Restrictive procedure reduces the size of the stomach, which cause the patient to feel full quicker. Stomach and intestine digest and absorb food normally. Include Vertical Banded Gastroplasty, Adjustable Gastric Banding, & Vertical Sleeve Gastrectomy
Vertical Banded Gastroplasty partitioning the stomach into a small ouch in the upper portion along the lesser curvature of the stomach. – limits capacity
Adjustable Gastric Banding stomach size is limited by an inflatable bad placed around the fundus of the stomach.
Vertical Sleeve Gastrectomy 85% of the stomach is removed leaving a sleeve shaped stomach
Malabsorptive procedures Surgeon will bypass various lengths of the small intestine so that less food is absorbed. Includes Biliopancreatic Diversion & Biliopancreatic Diversion with Duodenal Switch
Biliopancreatic Diversion removing approx. ¾ of the stomach to produce both restriction of food intake & reduction of acid output. Remaining portion stomach is connected to lower portion of small intestine. Most calories & nutrients are routedinto colon where they'r not absorbed.
Billiopancreatic Diversion with Duodenal Switch duodenal switch where surgeons leave a larger portion of the stomach intact and small part of the duodenum. Keeps pyloric valve preventing dumping syndrome.

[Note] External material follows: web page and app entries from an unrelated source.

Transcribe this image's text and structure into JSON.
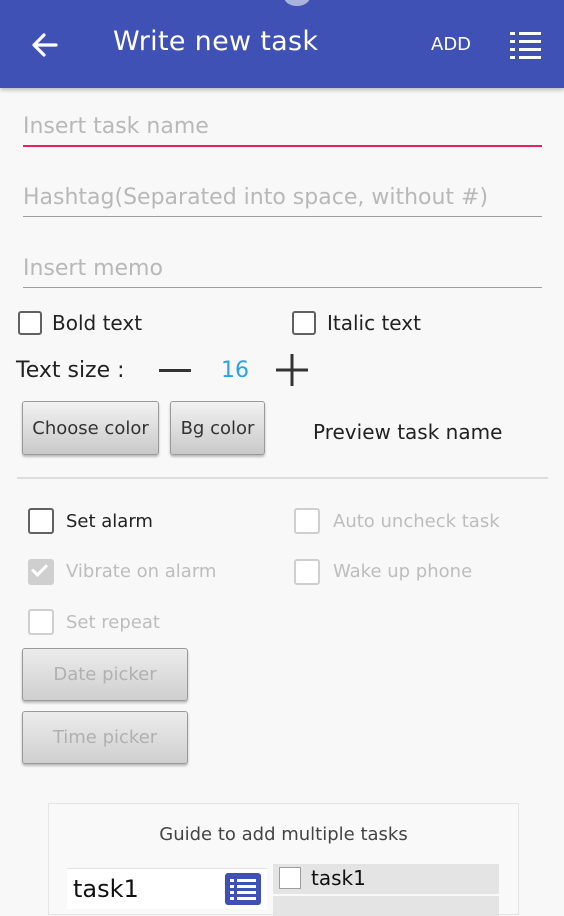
{
  "app_bar": {
    "title": "Write new task",
    "add_label": "ADD",
    "back_icon": "arrow-back-icon",
    "list_icon": "list-icon",
    "background": "#3f51b5"
  },
  "form": {
    "task_name_placeholder": "Insert task name",
    "hashtag_placeholder": "Hashtag(Separated into space, without #)",
    "memo_placeholder": "Insert memo",
    "bold_label": "Bold text",
    "italic_label": "Italic text",
    "text_size_label": "Text size :",
    "text_size_value": "16",
    "text_size_value_color": "#29a3e6",
    "choose_color_label": "Choose color",
    "bg_color_label": "Bg color",
    "preview_label": "Preview task name",
    "accent_color": "#e91e63"
  },
  "alarm": {
    "set_alarm_label": "Set alarm",
    "auto_uncheck_label": "Auto uncheck task",
    "vibrate_label": "Vibrate on alarm",
    "vibrate_checked": true,
    "wake_up_label": "Wake up phone",
    "set_repeat_label": "Set repeat",
    "date_picker_label": "Date picker",
    "time_picker_label": "Time picker"
  },
  "guide": {
    "title": "Guide to add multiple tasks",
    "input_text": "task1",
    "row_text": "task1"
  }
}
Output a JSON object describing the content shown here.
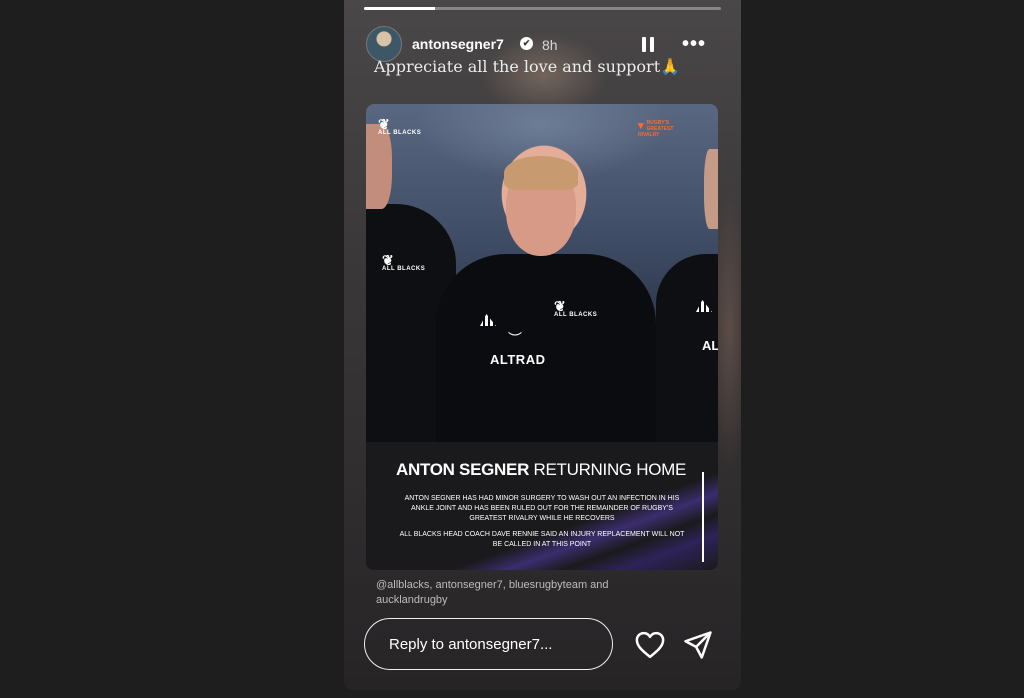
{
  "story": {
    "progress": 0.2,
    "user": {
      "username": "antonsegner7",
      "verified_glyph": "✔",
      "time_ago": "8h"
    },
    "controls": {
      "pause_icon": "pause-icon",
      "more_glyph": "•••"
    },
    "caption": "Appreciate all the love and support🙏"
  },
  "post": {
    "logos": {
      "all_blacks": "ALL BLACKS",
      "rivalry_line1": "RUGBY'S",
      "rivalry_line2": "GREATEST",
      "rivalry_line3": "RIVALRY",
      "chest": "ALL BLACKS",
      "sponsor": "ALTRAD",
      "sponsor_partial": "AL"
    },
    "headline_strong": "ANTON SEGNER",
    "headline_rest": " RETURNING HOME",
    "paragraph_1": "ANTON SEGNER HAS HAD MINOR SURGERY TO WASH OUT AN INFECTION IN HIS ANKLE JOINT AND HAS BEEN RULED OUT FOR THE REMAINDER OF RUGBY'S GREATEST RIVALRY WHILE HE RECOVERS",
    "paragraph_2": "ALL BLACKS HEAD COACH DAVE RENNIE SAID AN INJURY REPLACEMENT WILL NOT BE CALLED IN AT THIS POINT"
  },
  "mentions": "@allblacks, antonsegner7, bluesrugbyteam and aucklandrugby",
  "reply": {
    "placeholder": "Reply to antonsegner7..."
  },
  "icons": {
    "like": "heart-icon",
    "share": "send-icon"
  },
  "colors": {
    "page_background": "#1e1e1e",
    "rivalry_orange": "#ff6a2a",
    "accent_purple": "#3b2d6e"
  }
}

Describe important pre-operative interventions Interview to obtain past and present patient health information. – Ensure patient understands procedure
Created by: ygwallace